The problem, he says, is that investment advisors are not taking a full measure of risk. The tenet typically used by advisors, and which is backed up by nearly a century's worth of data, is that stocks over the long run provide a better return than government bonds. Bodie doesn't argue this point, noting that from 1926 to 2000, the inflation-adjusted real rate return on stocks averaged 9.3% per year.

But there's more to this picture, Bodie states.

"The problem with that is the metric you are using for risk-the probability of a shortfall," he says. "Risk as we use it in the real world always has two dimensions. There's the probability of a bad thing happening. But the other dimension is the severity of a bad thing happening."

In other words, even though the risk of a stock shortfall declines as the investment horizon grows longer, the risk rises that a shortfall will be substantial. This is proven, Bodie states, by what it costs to protect a stock investment with a put option. For example, he says, insuring a $100,000 investment with a put option over a one-year period currently costs about $8,000. That same put option, however, would cost $40,000 if the time horizon were 25 years.

If stocks are safer the longer you hold them, Bodie says, a put option should be cheaper with a longer time horizon. But the cost of put options generally rise proportionally to the number of years going out, he says.

"As you go further out, the probability of a worst possible outcome" gets higher, he says.

Bodie doesn't claim to have discovered this principle. He notes that Paul Samuelson, a 1970 Nobel laureate in economics, spelled it out in mathematical detail in a paper published in 1969. It was a paper that also had an influence on Bodie, who was a doctoral student at MIT around the time of the paper's publication.
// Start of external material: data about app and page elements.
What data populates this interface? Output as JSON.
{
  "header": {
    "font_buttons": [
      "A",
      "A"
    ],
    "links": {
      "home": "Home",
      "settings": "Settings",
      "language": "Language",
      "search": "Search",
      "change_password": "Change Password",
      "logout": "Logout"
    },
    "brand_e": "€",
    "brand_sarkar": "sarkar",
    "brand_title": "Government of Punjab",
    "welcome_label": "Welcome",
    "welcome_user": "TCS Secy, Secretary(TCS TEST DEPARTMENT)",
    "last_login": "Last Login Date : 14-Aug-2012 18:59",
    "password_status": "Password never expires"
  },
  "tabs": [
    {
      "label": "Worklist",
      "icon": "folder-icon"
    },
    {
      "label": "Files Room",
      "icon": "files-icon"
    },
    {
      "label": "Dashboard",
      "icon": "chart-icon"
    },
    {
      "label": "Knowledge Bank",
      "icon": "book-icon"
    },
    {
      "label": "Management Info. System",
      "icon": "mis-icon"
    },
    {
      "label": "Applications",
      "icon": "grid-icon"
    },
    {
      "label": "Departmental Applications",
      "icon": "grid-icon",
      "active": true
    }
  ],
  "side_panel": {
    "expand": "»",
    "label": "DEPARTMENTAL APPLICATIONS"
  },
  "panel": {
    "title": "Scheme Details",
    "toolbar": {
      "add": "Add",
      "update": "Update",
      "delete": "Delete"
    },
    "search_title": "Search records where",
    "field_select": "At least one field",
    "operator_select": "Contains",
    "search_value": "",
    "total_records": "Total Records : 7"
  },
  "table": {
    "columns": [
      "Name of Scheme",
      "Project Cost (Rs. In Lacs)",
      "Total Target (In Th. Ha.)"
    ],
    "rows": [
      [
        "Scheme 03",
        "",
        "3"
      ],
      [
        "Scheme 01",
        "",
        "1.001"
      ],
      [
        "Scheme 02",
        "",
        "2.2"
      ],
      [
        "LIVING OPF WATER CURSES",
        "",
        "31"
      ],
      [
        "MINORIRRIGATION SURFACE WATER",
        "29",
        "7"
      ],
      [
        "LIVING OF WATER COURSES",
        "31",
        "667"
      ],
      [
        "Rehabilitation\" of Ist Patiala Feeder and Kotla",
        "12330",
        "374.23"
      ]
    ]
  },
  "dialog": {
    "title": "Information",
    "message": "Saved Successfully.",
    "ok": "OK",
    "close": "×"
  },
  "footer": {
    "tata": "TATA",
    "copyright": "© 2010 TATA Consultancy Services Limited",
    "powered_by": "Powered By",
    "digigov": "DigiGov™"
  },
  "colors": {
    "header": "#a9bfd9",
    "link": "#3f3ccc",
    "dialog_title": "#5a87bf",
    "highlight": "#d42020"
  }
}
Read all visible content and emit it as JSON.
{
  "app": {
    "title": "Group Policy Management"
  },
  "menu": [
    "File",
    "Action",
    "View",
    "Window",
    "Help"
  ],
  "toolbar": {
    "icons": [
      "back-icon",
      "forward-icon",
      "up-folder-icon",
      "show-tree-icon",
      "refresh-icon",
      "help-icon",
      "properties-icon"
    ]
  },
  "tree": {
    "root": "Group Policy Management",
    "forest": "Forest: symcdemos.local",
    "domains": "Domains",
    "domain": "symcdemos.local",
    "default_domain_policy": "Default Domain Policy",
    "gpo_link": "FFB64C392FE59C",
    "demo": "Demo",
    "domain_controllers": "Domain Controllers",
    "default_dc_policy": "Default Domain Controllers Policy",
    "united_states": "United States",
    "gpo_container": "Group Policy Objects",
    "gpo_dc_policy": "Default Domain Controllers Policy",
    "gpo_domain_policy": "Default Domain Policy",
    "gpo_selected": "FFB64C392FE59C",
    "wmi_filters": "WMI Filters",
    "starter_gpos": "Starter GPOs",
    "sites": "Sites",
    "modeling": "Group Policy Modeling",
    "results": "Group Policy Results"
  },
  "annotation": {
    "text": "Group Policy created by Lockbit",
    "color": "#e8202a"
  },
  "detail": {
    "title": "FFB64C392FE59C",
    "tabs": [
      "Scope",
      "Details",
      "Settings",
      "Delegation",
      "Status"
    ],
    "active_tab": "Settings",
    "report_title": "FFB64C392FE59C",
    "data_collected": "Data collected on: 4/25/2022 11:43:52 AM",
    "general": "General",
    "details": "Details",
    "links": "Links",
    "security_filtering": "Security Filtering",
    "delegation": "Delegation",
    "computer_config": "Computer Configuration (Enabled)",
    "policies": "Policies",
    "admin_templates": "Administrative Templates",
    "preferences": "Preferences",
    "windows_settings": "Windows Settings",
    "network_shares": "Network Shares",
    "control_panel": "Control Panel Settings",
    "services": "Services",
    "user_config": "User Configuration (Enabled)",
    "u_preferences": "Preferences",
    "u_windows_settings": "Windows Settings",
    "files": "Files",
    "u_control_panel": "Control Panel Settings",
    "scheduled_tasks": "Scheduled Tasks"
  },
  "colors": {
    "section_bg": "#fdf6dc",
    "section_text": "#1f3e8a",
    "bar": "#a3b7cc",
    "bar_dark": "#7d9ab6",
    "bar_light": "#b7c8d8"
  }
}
In that paper, Samuelson noted that all the data on the long-term historical performance of the U.S. stock market was based on a sample of one.

In the early 1970s, in fact, Bodie decided to do his doctoral dissertation on ways to hedge against inflation. It was then that he began to embrace the value of inflation-protected bonds, as well as realize that practitioners weren't interested.

"What I discovered was that one of the obstacles to getting people to understand the value of inflation-protected bonds was this hellacious belief that stocks are safe in the long run," he says.

Ironically, one of Bodie's classmates at MIT at the time was Jeremy Siegel, the author of Stocks for the Long Run, which generally touts the long-term viability of stock investments based on historical data. Bodie and Siegel, it turns out, often run into each other's paths on the lecture circuit. Siegel pumps up the value of stocks in his talks, and at his Bodie wags his finger at stock devotees- as they did at the Financial Planning Association's convention in Philadelphia in early November.